But anyways, thanks for my parents for letting me eventualy get that new language and for me for just ignoring the computer science teacher (can you believe that my CS teacher), I could then skyrocket my learning and knowledge heck of a lot more and get into some truely cool stuff that seems to only fascinate proggers!

VB is *currently* my primary language as I can do anything that I could posibly want to do at this point BUT Win32ASM is catching up fast!. My ASM programming started off slow using TASM 5 on my old Tandy 1000sx I got from a friend. Now for about 8 months I've been programming in MASM and loving every bit of it with my ASM book in hand where ever I go then a little vb programming where dev time is smaller.

Thanks to this board and the kind fellow programmers here, the programming world *will be* a better place!! even if it's just one person at a time!! And just maybe, just maybe, kids will get into programming more earlier than ever, without problems, because of family, friends, teachers, and Internet board support! Yeah, and who knows when the next genus kid, will turn out a whole new approach to software development and start the being of a whole new techincal revolution.

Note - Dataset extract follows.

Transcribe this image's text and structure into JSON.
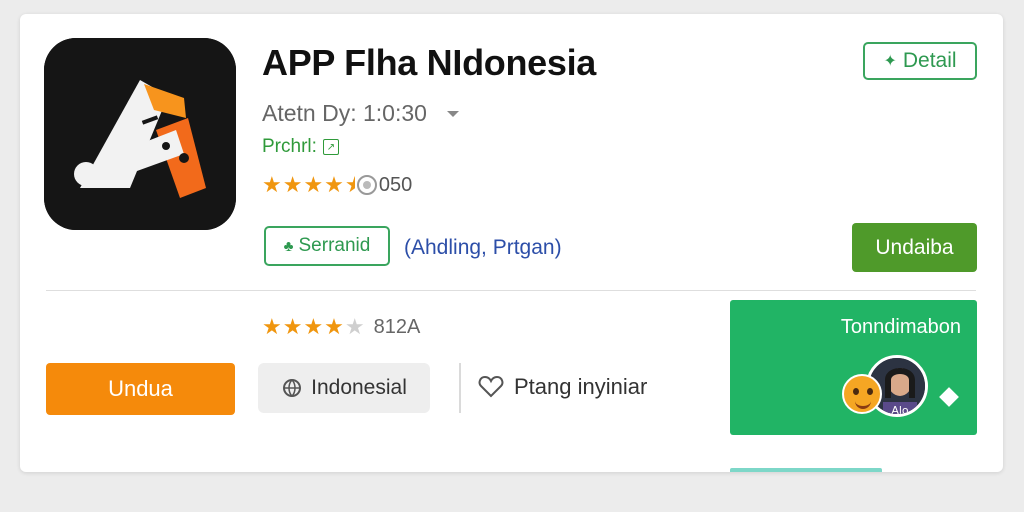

Thanks! Sorry for the long post! :alright:
Posted on 2001-11-15 22:39:34 by JamesE
Ughh...I know what you mean by unsupportive teachers and guidance councelors. When I was in high school, for three years (I didn't know they had programming classes my first year) I signed up for the programming classes. Every year, they refused to give them to me. In response, every year I went to the guidance councelor to change my schedule and every time she refused. "There are too many kids in there already." Yeah, right. I know those classes only have like 15 kids. Actually, that was probably technically correct. My school was intended for 2000 kids and we had about 4000. That sure didn't stop them from putting 35 or 40 kids in my music class though. Grrr... alright, I will stop with the ranting now.
Posted on 2001-11-16 09:47:18 by AlexEiffel
Well, in my situation I just went to the library and read everything I could get my hands on: Byte magazine, Popular Science, and various programming books. I programmed without a computer when one wasn't availible. Now most the libraries in the US have computers - not that you are allowed to run whatever you want on them. This gave me plenty of time to read the CPU manuals cover to cover, because I had to know exactly what each instruction did to program without the computer. :)
Posted on 2001-11-16 18:56:18 by bitRAKE
Over a year ago with me... I started reading the Intel Pentium III Programming Guides straight up, that is how I learned assembly. Then came along WinAsm32 (for me), which was an excellent combonation of Windows OS calls and the power of Assembly... but I still go for the hardcore asm stuff ;)
Posted on 2001-11-18 07:37:47 by SpooK
I started asm programming in 1988 with MSX1 (Goldstar),
and 1991 8088PC .

waw, nice years! only DOS...

CYDONIA


Posted on 2001-11-18 17:06:39 by CYDONIA
Started on Z80 and I8080 on CP/M machines at work and ZxSpectrum at home....can remember the time anymore...

it was arround 1985 ;) and i was much younger ...
Posted on 2001-11-19 22:48:37 by BogdanOntanu